Courtesy of the New England Collegiate Conference.
Being a collegiate student-athlete is a demanding lifestyle, but some choose to take it a step further. Hailing from Bend, Oregon, Noah Cheney found a home away from home at Eastern Nazarene College.
Cheney arrived on campus as a recruit for the men's basketball team, where he is now averaging 10 points a game as a senior guard and was named to the NECC All-Tournament Team last season. Aside from basketball, Cheney has been involved in several different aspects of student life on campus. As a junior he looked after intramurals on campus as the Executive Director of Recreational Life, while currently he is part of the Student Government Association and Student Body President.
"Balancing school, athletics, and extracurricular activities can be difficult, but I think it is so rewarding," said Cheney. He noted that time management is a key and something that helped him achieve effective use of his time was the use of a calendar. "Often, we have enough time to do the things we may think we don't have time for, we just have to manage our time better," said Cheney.

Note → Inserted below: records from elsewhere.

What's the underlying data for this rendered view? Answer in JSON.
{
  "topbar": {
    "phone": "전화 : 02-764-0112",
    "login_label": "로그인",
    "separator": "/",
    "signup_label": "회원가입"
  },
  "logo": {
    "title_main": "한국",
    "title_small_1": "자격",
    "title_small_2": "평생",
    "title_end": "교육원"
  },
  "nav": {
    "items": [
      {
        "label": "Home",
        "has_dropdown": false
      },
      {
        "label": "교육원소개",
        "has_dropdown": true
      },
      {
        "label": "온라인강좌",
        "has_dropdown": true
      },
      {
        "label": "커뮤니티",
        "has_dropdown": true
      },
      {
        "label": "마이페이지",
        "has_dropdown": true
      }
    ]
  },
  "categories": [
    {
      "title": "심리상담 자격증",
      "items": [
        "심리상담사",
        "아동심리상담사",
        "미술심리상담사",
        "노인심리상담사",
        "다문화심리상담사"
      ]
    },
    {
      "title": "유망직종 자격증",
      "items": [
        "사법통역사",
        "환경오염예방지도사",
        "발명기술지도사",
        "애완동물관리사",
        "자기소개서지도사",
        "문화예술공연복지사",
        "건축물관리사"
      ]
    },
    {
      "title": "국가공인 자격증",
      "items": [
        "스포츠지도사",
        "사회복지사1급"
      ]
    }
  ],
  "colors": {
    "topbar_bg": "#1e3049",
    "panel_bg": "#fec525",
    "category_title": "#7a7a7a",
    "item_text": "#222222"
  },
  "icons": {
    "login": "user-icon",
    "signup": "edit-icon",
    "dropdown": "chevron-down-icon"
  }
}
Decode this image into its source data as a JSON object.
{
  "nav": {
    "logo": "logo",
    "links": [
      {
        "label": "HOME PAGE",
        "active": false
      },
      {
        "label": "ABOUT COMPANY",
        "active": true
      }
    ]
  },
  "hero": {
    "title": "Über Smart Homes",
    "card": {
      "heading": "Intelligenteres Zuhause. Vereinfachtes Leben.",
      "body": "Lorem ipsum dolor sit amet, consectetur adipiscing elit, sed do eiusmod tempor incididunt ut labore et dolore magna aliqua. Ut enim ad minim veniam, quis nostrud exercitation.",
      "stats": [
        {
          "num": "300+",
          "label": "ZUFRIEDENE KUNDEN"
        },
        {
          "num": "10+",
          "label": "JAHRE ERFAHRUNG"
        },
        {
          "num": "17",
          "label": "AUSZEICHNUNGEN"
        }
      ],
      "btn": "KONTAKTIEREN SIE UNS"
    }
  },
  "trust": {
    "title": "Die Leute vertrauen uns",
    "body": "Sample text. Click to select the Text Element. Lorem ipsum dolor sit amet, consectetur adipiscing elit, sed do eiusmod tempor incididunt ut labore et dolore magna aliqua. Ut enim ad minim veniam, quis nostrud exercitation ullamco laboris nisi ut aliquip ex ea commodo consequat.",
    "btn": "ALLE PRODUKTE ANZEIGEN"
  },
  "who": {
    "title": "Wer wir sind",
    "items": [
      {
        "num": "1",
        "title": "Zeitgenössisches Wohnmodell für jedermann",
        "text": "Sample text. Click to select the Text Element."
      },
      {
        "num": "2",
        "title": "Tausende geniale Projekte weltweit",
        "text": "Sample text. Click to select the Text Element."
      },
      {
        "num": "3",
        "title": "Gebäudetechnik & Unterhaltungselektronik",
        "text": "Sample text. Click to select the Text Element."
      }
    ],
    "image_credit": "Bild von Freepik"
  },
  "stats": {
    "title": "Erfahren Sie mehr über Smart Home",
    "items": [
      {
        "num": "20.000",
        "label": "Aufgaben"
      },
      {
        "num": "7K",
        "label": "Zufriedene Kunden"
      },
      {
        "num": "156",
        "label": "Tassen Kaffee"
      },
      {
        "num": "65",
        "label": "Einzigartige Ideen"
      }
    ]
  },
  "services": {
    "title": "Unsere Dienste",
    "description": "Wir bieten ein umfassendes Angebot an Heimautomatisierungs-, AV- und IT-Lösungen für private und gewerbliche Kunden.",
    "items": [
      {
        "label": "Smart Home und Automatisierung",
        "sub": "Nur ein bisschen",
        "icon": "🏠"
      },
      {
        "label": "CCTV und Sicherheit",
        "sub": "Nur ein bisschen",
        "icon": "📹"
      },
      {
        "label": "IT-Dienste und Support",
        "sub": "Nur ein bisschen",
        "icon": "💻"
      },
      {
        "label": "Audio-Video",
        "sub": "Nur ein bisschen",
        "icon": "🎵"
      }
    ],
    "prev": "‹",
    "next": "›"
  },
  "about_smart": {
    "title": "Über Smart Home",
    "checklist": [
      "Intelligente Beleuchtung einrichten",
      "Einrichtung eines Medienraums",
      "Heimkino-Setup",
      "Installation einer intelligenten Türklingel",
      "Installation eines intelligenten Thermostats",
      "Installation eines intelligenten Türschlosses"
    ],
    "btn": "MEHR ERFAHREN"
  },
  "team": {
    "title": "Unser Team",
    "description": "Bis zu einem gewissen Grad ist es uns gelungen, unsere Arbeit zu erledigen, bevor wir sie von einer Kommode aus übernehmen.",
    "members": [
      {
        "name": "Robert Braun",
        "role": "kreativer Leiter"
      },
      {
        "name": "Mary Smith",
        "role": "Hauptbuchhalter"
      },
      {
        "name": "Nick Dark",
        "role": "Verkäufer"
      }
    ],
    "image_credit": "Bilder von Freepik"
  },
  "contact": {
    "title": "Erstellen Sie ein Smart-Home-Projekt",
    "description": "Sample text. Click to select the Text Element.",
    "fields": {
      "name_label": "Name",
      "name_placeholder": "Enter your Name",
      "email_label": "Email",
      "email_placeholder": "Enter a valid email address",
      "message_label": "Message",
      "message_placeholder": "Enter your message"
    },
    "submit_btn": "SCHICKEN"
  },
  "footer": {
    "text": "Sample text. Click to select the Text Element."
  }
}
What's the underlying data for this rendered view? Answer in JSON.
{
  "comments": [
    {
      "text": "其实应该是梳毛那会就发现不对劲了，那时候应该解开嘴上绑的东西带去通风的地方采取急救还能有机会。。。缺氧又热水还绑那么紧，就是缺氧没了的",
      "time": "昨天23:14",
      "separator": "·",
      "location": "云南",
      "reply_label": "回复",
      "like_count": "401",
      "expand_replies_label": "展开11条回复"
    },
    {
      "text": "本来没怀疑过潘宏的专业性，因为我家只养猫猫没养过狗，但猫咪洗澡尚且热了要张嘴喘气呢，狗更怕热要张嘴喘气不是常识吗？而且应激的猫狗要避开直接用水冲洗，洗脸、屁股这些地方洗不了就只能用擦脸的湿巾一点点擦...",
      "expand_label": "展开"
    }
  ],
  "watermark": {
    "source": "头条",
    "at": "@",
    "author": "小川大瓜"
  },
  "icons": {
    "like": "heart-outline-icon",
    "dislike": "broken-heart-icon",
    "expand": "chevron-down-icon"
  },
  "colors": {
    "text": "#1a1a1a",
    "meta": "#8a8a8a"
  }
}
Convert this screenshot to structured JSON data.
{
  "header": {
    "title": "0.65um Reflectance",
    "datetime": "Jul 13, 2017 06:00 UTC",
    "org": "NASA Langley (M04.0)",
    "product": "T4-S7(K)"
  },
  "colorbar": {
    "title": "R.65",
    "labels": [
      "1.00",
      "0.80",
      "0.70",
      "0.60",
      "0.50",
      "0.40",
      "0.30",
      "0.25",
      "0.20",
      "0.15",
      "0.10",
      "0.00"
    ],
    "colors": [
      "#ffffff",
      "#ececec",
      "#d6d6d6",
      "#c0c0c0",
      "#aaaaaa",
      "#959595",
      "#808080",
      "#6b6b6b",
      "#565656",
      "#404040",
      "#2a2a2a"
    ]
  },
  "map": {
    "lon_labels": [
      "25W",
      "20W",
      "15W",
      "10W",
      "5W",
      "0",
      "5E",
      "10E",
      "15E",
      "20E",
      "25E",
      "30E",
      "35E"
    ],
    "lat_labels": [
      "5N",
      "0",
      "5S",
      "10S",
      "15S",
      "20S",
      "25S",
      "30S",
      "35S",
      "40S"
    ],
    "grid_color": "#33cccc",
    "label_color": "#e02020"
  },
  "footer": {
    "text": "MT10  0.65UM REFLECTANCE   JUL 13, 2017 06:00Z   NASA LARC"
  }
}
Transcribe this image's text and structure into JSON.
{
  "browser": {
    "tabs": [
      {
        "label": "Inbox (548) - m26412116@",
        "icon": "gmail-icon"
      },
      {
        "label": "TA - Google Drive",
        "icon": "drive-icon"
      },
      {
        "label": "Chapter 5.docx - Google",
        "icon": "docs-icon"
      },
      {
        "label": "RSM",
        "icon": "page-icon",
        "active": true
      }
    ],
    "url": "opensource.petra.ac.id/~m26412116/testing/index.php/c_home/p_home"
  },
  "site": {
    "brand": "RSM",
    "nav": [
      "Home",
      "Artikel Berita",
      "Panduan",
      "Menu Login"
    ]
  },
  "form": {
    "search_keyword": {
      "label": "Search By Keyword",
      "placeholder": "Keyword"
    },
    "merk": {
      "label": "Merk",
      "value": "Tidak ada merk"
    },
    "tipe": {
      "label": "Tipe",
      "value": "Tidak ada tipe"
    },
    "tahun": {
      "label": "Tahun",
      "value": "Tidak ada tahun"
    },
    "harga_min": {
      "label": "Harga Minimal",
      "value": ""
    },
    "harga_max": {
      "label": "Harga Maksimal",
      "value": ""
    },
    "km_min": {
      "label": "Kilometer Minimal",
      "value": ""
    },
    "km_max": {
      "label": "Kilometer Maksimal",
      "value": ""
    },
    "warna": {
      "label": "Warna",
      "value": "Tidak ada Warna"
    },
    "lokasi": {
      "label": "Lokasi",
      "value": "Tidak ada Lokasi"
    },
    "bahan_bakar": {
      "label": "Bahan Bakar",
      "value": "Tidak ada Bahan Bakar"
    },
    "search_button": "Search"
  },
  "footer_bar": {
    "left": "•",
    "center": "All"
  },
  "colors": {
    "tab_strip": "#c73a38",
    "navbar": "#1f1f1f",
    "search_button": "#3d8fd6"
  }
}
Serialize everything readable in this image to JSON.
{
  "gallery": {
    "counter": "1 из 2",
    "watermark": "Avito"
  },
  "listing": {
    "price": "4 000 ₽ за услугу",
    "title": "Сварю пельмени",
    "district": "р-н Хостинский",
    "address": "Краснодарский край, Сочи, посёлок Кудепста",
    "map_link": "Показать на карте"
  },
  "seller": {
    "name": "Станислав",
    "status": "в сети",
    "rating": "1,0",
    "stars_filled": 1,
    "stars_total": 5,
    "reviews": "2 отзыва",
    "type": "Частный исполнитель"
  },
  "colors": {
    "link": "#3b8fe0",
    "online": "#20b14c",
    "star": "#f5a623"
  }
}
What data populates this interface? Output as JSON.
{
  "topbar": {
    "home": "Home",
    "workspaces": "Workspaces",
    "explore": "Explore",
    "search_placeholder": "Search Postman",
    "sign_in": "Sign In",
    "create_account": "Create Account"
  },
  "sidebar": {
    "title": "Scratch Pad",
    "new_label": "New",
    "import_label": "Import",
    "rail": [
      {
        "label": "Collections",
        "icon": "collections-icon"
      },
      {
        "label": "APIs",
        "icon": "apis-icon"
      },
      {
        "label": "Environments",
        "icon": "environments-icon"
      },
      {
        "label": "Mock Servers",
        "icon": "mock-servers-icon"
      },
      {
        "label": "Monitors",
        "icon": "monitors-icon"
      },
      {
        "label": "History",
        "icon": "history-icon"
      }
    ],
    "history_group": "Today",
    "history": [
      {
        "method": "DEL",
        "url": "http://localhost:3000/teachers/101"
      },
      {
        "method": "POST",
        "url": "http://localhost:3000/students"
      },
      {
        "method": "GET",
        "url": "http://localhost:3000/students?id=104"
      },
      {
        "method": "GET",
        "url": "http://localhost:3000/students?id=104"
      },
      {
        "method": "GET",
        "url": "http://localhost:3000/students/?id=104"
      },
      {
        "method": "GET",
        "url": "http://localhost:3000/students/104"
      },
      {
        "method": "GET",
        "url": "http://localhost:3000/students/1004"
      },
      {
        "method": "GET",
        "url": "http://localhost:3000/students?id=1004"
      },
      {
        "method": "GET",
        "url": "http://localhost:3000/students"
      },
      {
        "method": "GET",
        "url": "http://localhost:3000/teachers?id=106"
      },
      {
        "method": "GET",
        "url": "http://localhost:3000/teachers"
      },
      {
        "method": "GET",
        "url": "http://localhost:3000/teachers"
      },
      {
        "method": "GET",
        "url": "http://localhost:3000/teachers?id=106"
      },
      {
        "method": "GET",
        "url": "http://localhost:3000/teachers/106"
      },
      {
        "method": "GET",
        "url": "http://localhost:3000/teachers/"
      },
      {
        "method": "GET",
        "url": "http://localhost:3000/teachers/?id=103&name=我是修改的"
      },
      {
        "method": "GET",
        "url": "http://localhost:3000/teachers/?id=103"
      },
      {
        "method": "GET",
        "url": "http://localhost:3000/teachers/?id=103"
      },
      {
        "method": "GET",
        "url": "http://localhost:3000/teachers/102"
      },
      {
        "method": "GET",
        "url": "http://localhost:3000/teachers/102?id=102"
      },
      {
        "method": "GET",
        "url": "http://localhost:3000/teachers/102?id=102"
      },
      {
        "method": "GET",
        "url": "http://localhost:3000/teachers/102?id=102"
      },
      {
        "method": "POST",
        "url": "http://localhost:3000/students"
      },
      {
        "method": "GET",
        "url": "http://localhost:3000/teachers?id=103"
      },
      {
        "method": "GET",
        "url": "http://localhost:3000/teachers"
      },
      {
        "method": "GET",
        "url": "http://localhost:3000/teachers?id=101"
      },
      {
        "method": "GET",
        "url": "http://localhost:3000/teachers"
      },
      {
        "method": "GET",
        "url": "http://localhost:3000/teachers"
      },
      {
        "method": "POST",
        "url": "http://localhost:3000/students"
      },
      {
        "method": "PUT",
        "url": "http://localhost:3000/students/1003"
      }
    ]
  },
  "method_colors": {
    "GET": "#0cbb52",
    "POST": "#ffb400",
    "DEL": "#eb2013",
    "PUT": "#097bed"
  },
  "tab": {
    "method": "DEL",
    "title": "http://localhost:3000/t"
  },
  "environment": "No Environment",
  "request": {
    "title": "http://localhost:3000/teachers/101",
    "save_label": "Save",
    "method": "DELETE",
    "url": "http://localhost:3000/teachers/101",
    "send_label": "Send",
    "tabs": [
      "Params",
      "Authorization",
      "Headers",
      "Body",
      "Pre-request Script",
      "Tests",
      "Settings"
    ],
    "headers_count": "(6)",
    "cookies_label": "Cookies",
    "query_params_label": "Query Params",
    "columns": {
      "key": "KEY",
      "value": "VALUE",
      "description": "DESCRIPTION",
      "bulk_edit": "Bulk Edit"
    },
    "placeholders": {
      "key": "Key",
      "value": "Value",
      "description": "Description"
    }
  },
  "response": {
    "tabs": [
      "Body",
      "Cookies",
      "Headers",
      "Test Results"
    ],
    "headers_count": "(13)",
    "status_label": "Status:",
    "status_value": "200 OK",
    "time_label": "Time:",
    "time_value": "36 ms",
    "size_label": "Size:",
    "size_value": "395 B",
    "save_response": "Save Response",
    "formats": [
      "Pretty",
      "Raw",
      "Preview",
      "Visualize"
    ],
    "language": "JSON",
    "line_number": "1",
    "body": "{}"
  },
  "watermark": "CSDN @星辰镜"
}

He is thankful to live in a technologically advanced time because he is able to connect with his family back home. "I am extremely blessed to have an incredibly supportive family," said Cheney. "I FaceTime my parents and brother frequently. I often lean on my family when I am struggling and need support. They always have words of encouragement or pieces of advice that really help me out."
The support Cheney receives from his team off the court is truly appreciated by the senior. His campaign for Student Body President included having to give a speech in front of the entire school. "My entire team sat in the very front row and cheered for me. Some of my teammates even took the time to make me a sign," said Cheney. "This support from my team meant the world to me, especially when I was nervous."
It is not always easy being a collegiate student-athlete and being involved in campus life, but time management and finding a solid support system are key factors in maintaining a healthy balance.
"I strongly recommend getting involved on campus; whether it be big or small," said Cheney, "it provides so many opportunities and friendships that otherwise would not be there."